Crops Suitable for Feeding Sheep And Goats
- Feeding of lambs/kids (birth to three months)
- Legume fodder crops
- Grass fodders
- Concentrate feed ingredients
- Feeding schedule for different age of sheep and goats
- Tree fodders
Management System of Goat and Sheep
Within the meat and dual production systems, the following management systems can be identified:
- Intensive (grazing on improved pastures, zero grazing, conserved forage, crop residues, and increased use of concentrates).
- Extensive (migratory, free-range, pasture, or range grazing).
- Semi-intensive (pasture or range grazing, use of supplementary feeding mainly on crop residues and conserved roughage).
- Tethering (small size flocks of 2–10 animals). This is a subsistence family system and the animals live on kitchen remnants crop residues, grazing near inhabited areas and other supplementary feed).
Operations and Facilities Used In Goat and Sheep Production
Sheep and goats are raised in various operations for different purposes.
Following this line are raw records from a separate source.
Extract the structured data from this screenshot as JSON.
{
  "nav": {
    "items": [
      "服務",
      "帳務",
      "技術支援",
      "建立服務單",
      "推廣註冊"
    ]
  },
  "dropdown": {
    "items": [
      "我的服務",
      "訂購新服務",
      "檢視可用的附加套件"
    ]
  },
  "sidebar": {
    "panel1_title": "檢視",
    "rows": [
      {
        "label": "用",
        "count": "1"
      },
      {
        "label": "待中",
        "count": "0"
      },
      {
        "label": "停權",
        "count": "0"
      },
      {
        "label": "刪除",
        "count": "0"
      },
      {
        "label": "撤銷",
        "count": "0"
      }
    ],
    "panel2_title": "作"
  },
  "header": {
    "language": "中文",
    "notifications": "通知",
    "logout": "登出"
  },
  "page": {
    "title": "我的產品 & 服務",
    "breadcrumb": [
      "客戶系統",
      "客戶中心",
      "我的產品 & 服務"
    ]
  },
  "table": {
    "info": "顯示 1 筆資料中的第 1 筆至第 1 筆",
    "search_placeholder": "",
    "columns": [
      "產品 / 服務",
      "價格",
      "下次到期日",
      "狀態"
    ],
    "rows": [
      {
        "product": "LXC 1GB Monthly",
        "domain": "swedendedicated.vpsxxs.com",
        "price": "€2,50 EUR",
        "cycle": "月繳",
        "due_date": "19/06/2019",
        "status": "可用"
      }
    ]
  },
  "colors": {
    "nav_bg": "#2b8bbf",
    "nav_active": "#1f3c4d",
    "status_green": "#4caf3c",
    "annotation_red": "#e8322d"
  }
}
For example, some producers specifically breed and raise sheep for the quality of their wool and not how tasty they are. Others raise sheep specifically for slaughter, such as during religious festivals or for lamb chops. Goats can also be raised for meat, but they are also often grown for milk production, in order to sell the goat milk itself, or the uniquely pungent but tasty goat cheese.
The facilities that are used to raise these two animals also vary. Some of these animals are crowded, by the thousands, into wide pens where they are raised, fed, and watered. Others are let loose on pasture land, only to later be rounded up by dogs and cowboys. It all depends on the number of animals raised, the environment they are in, and the goal of the producer.
Compared to sheep, goats don’t like to find themselves on pastureland that has only one kind of plant. Instead of that, they prefer to graze on land that has numerous plant species. Both goats and sheep are very picky about the water they get: clean, freshwater is very important for both of these species.
This is doubly true if these animals are pregnant or lactating, as water intake can more than double during these times. Animals that eat dry hay as opposed to lush pasture, which contains more water, will need to drink more water as well. Other factors that increase water consumption in these animals are increased heat, heavy mineral intake, and the consumption of high-protein diets.
Sheep and goats are ruminants. Ruminants are animals that have a stomach system made up of four compartments. These animals regurgitate undigested food from the largest compartment, called the rumen, and chew their cud while resting. Cud is food that has been regurgitated from the rumen in order to be chewed another time. Both animals are herbivores or animals that eat plants.
Most of the energy derived by sheep and goats comes from the breakdown of the roughage they eat. Roughage is a term that refers to feeds such as grass and hay. Energy levels may also need to be supplemented by way of feeding the animal cereal grains like corn, oats, and barley. This is namely true during high energy stages, such as lactation, or the production of milk.
Feeding adequate amounts of protein in both of these animals is very important because low protein levels will lead to poor growth, decreased fiber production, and even death. Many factors must be kept in mind with respect to how much protein should be fed and where it’s sourced from.